At the same time, Romelu Lukaku’s form is worrying. Lukaku’s first touch issues are still pretty much there. His passing is erratic and worst of all, his composure in front of goal seems to be evaporating faster than water bodies on the equator.
He missed the open goal after laying claim to a horrendous backpass from Danny Rose. He then went on to miss the goal from a not so tight angle. He scuffed yet another chance a bit later. Lukaku’s only good moment in the match came when he forced Lloris into making a good save moments after Spurs had taken the lead.
The fans know that Lukaku and Pogba are two young players who can lead. They are leaders and they need to show that they will do it for the Red Devils. Forget about the last summer. Forget about the next. The focus has to be on the present.
#2 Pochettino planned the Spurs onslaught to perfection
Manchester United were the better team in the first half, simply put. However, that means nothing. Pochettino studied how Herrera was struggling at the back and pegged his full backs back and asked Lucas Moura and Eriksen to make runs to stretch United’s back 3 and it worked wonders.
Spurs’ first goal came after Eriksen’s cross was cleared for a corner. Their second came from the Dane’s cross that was collected and slotted home by Lucas Moura. Pochettino, well aware of United’s deficiency in defence, asked his players to be more direct and this bore fruit as Lucas Moura shredded Smalling to bits before scoring past De Gea to wrap up the game.
While Spurs’ quality shone through when the time came, that of United’s seemed non-existent.
#1 Jose’s taking no prisoners and the loss is more on the players than him
Many will fault Jose’s team selection and tactics for the loss. Playing Herrera in central defence was not a great decision and it backfired. But how can the manager be faulted if Phil Jones refused to keep Kane in his sight and jump when the corner delivery came in order to, at least, put the striker off from getting a clean go at it?
This might be a very divisive opinion. But there was more fluidity about United’s attack. The stagnancy was quelled to an extent. Luke Shaw was electric down the left flank and the midfield looked like a cohesive unit for once.
How can Jose Mourinho be faulted for Romelu Lukaku missing with the goal gaping? If Chris Smalling could not do his basics right and bully Lucas Moura off the ball and instead got dragged about like a rag doll, is the manager really to blame?
Jose Mourinho couldn’t have been more clearer that he needed a new centre-back. With every passing game, we’re understanding the gravity of the problem. None of Manchester United’s centre-backs can be trusted. Heck, I can’t imagine them having a half decent season with the defenders they have in their lineup.

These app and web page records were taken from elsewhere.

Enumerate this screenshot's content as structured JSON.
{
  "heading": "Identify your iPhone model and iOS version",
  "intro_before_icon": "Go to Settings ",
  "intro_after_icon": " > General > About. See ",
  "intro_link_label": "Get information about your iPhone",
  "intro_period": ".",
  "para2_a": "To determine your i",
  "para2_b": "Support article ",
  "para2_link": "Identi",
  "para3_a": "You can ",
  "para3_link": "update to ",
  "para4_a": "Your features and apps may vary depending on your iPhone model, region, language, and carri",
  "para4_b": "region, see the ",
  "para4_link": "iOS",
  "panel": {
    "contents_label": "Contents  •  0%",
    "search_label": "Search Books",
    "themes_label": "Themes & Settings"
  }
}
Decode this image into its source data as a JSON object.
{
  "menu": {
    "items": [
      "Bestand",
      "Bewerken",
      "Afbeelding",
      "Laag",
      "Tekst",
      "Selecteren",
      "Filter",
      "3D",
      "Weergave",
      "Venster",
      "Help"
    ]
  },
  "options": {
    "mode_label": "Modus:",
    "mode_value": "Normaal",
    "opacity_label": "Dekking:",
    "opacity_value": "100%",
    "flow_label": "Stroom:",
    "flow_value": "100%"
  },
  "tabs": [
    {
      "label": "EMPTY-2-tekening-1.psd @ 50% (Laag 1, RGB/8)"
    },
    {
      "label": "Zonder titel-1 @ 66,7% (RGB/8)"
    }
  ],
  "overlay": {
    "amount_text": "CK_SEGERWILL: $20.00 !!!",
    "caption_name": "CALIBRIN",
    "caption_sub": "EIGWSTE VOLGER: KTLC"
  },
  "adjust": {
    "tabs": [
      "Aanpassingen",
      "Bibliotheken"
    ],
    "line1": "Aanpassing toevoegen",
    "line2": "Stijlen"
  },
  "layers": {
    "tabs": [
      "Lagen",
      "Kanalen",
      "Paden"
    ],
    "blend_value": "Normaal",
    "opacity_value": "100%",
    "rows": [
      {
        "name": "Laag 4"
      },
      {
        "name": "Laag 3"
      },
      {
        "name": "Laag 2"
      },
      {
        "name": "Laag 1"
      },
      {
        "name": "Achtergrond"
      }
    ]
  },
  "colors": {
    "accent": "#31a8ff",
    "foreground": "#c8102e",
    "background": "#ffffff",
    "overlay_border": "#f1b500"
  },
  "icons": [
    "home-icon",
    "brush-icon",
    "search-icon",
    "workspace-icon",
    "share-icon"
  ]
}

Victor Lindelof is a bag of nerves and almost cost United another goal last night. Phil Jones has picked up yet another injury. Smalling was good in parts but his forward passing is still the stuff of nightmares. Rojo is not even in the picture. Eric Bailly acts as though he’s banished all the defensive lessons he’s ever taken from his thought.
If I were Jose Mourinho, I’d be just as worried and displeased right now.